Together, compelled by inner and outer forces reaching a historical climax, there will be a Cry from God’s people:
1) For Deliverance from great affliction and persecution and from the slavery of death, corruption, and this evil age
2) For the manifest glory of God to be revealed (“May the Lamb receive the reward of His suffering”)
3) From the Bride to the Bridegroom, a cry of anxious lovesickness and longing for full union
From Suffering, Groans and Slavery to Glory, Redemption, and Freedom!
With the Exodus and Revelation fresh in our minds, let’s read this famous passage about the Cry that is currently ascending to the throne from the created order and especially from us as “co-heirs” with Christ who are now on the earth.
Romans 8: 18-26: 18 :"For I consider that the sufferings of this present time are not worthy to be compared with the glory that is to be revealed to us. 19 For the anxious longing of the creation waits eagerly for the revealing of the sons of God. 20 For the creation was subjected to futility, not willingly, but because of Him who subjected it, [i]in hope 21 that the creation itself also will be set free from its slavery to corruption into the freedom of the glory of the children of God. 22 For we know that the whole creation groans and suffers the pains of childbirth together until now. 23 And not only this, but also we ourselves, having the first fruits of the Spirit, even we ourselves groan within ourselves, waiting eagerly for our adoption as sons, the redemption of our body. 24 For in hope we have been saved, but hope that is seen is not hope; for who hopes for what he already sees? 25 But if we hope for what we do not see, with perseverance we wait eagerly for it.26 In the same way the Spirit also helps our weakness; for we do not know how to pray as we should, but the Spirit Himself intercedes for us with groanings too deep for words.."

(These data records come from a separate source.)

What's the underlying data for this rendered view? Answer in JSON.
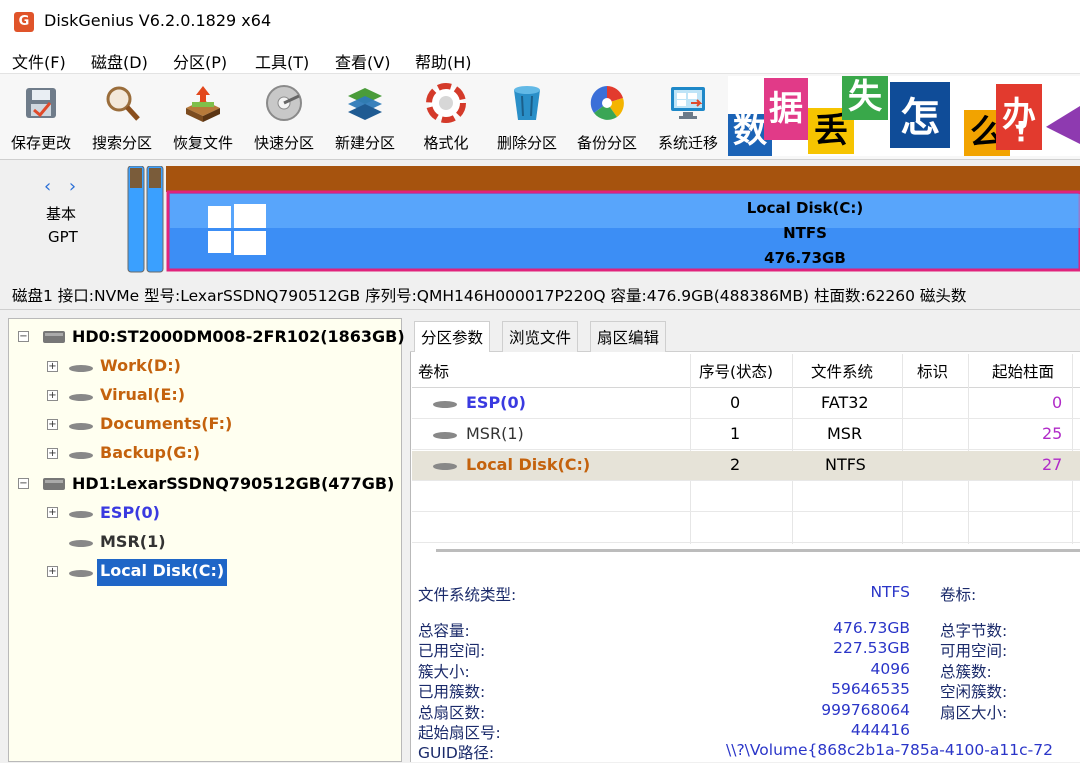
{
  "window": {
    "title": "DiskGenius V6.2.0.1829 x64",
    "icon": "app-logo-icon"
  },
  "menu": [
    "文件(F)",
    "磁盘(D)",
    "分区(P)",
    "工具(T)",
    "查看(V)",
    "帮助(H)"
  ],
  "toolbar": [
    {
      "label": "保存更改",
      "icon": "save-icon"
    },
    {
      "label": "搜索分区",
      "icon": "search-icon"
    },
    {
      "label": "恢复文件",
      "icon": "recover-icon"
    },
    {
      "label": "快速分区",
      "icon": "quick-partition-icon"
    },
    {
      "label": "新建分区",
      "icon": "new-partition-icon"
    },
    {
      "label": "格式化",
      "icon": "format-icon"
    },
    {
      "label": "删除分区",
      "icon": "delete-icon"
    },
    {
      "label": "备份分区",
      "icon": "backup-icon"
    },
    {
      "label": "系统迁移",
      "icon": "migrate-icon"
    }
  ],
  "banner": {
    "chars": [
      "数",
      "据",
      "丢",
      "失",
      "怎",
      "么",
      "办",
      "!"
    ]
  },
  "disk_map": {
    "nav": "‹ ›",
    "type": "基本",
    "scheme": "GPT",
    "partition_label": "Local Disk(C:)",
    "partition_fs": "NTFS",
    "partition_size": "476.73GB"
  },
  "disk_info": "磁盘1 接口:NVMe  型号:LexarSSDNQ790512GB  序列号:QMH146H000017P220Q  容量:476.9GB(488386MB)  柱面数:62260  磁头数",
  "tree": {
    "hd0": {
      "label": "HD0:ST2000DM008-2FR102(1863GB)",
      "children": [
        "Work(D:)",
        "Virual(E:)",
        "Documents(F:)",
        "Backup(G:)"
      ]
    },
    "hd1": {
      "label": "HD1:LexarSSDNQ790512GB(477GB)",
      "children": [
        "ESP(0)",
        "MSR(1)",
        "Local Disk(C:)"
      ]
    }
  },
  "tabs": [
    "分区参数",
    "浏览文件",
    "扇区编辑"
  ],
  "partition_table": {
    "headers": [
      "卷标",
      "序号(状态)",
      "文件系统",
      "标识",
      "起始柱面"
    ],
    "rows": [
      {
        "label": "ESP(0)",
        "index": "0",
        "fs": "FAT32",
        "flag": "",
        "start": "0"
      },
      {
        "label": "MSR(1)",
        "index": "1",
        "fs": "MSR",
        "flag": "",
        "start": "25"
      },
      {
        "label": "Local Disk(C:)",
        "index": "2",
        "fs": "NTFS",
        "flag": "",
        "start": "27"
      }
    ]
  },
  "details": {
    "fs_type_label": "文件系统类型:",
    "fs_type_value": "NTFS",
    "volume_label": "卷标:",
    "left": [
      {
        "k": "总容量:",
        "v": "476.73GB"
      },
      {
        "k": "已用空间:",
        "v": "227.53GB"
      },
      {
        "k": "簇大小:",
        "v": "4096"
      },
      {
        "k": "已用簇数:",
        "v": "59646535"
      },
      {
        "k": "总扇区数:",
        "v": "999768064"
      },
      {
        "k": "起始扇区号:",
        "v": "444416"
      }
    ],
    "right": [
      "总字节数:",
      "可用空间:",
      "总簇数:",
      "空闲簇数:",
      "扇区大小:"
    ],
    "guid_label": "GUID路径:",
    "guid_value": "\\\\?\\Volume{868c2b1a-785a-4100-a11c-72"
  }
}
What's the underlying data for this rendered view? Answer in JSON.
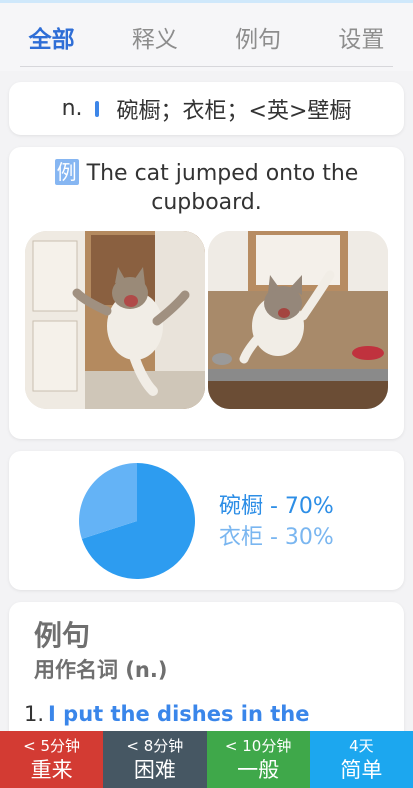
{
  "tabs": [
    {
      "label": "全部",
      "active": true
    },
    {
      "label": "释义",
      "active": false
    },
    {
      "label": "例句",
      "active": false
    },
    {
      "label": "设置",
      "active": false
    }
  ],
  "definition": {
    "pos": "n.",
    "text": "碗橱；衣柜；<英>壁橱"
  },
  "example": {
    "badge": "例",
    "sentence": "The cat jumped onto the cupboard."
  },
  "chart_data": {
    "type": "pie",
    "slices": [
      {
        "label": "碗橱",
        "value": 70,
        "display": "碗橱 - 70%",
        "color": "#2d9cf0"
      },
      {
        "label": "衣柜",
        "value": 30,
        "display": "衣柜 - 30%",
        "color": "#64b3f6"
      }
    ]
  },
  "sentences": {
    "title": "例句",
    "subtitle": "用作名词 (n.)",
    "items": [
      {
        "num": "1.",
        "text": "I put the dishes in the"
      }
    ]
  },
  "review_buttons": [
    {
      "time": "< 5分钟",
      "label": "重来",
      "color": "#d33b33"
    },
    {
      "time": "< 8分钟",
      "label": "困难",
      "color": "#465763"
    },
    {
      "time": "< 10分钟",
      "label": "一般",
      "color": "#3fa84a"
    },
    {
      "time": "4天",
      "label": "简单",
      "color": "#1ca7ef"
    }
  ]
}
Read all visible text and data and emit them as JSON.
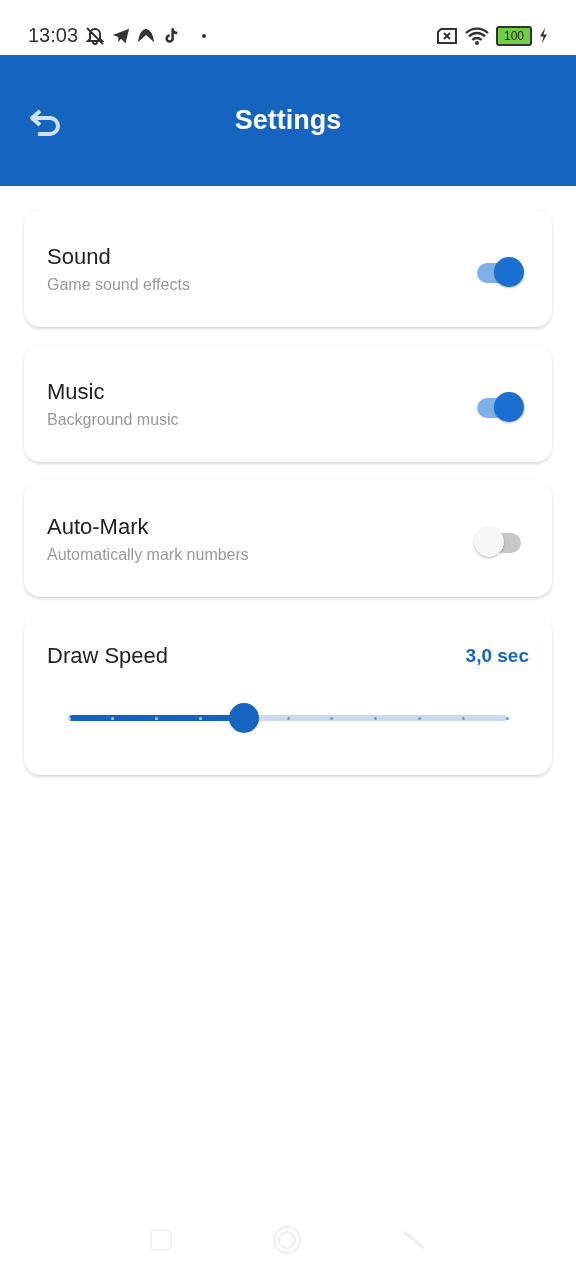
{
  "status_bar": {
    "time": "13:03",
    "battery": "100"
  },
  "app_bar": {
    "title": "Settings"
  },
  "settings": [
    {
      "kind": "toggle",
      "title": "Sound",
      "subtitle": "Game sound effects",
      "on": true
    },
    {
      "kind": "toggle",
      "title": "Music",
      "subtitle": "Background music",
      "on": true
    },
    {
      "kind": "toggle",
      "title": "Auto-Mark",
      "subtitle": "Automatically mark numbers",
      "on": false
    },
    {
      "kind": "slider",
      "title": "Draw Speed",
      "reading": "3,0 sec",
      "level": 0.4
    }
  ]
}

The internal dynamic described in Romans 8:18-26 will reach a climax as the Lord returns. Right now, we are experiencing the “beginnings of birth pangs”, but a great birth is coming, a birth that will result in the total redemption of every aspect of Creation and the full revelation of who we are in Christ!
Conclusion: As described in Revelation chapter 18, Babylon [Pharaoh, Egypt] refuses to mourn [to repent of injustice and cry-out]. In contrast, God’s people will mourn (Matt. 9:15) [enter into the Cry] before the Lord returns. This mourning—this cry in God’s economy [God’s way of operating] is what releases divine deliverance from the injustice and futility of this age, reveals the glory of God, and brings about the divine marriage between the King of Kings and His Holy People!
Jonathan Friz is driven by a desire to see Jesus receive the answer to His prayer in John 17, “Let them be one as we are one.” He’s the visionary of the 10 Days prayer movement, seeking to draw city-wide churches around the world into annual seasons of encountering the living God and loving one another. He and his wife Cassi are blessed with six incredible children.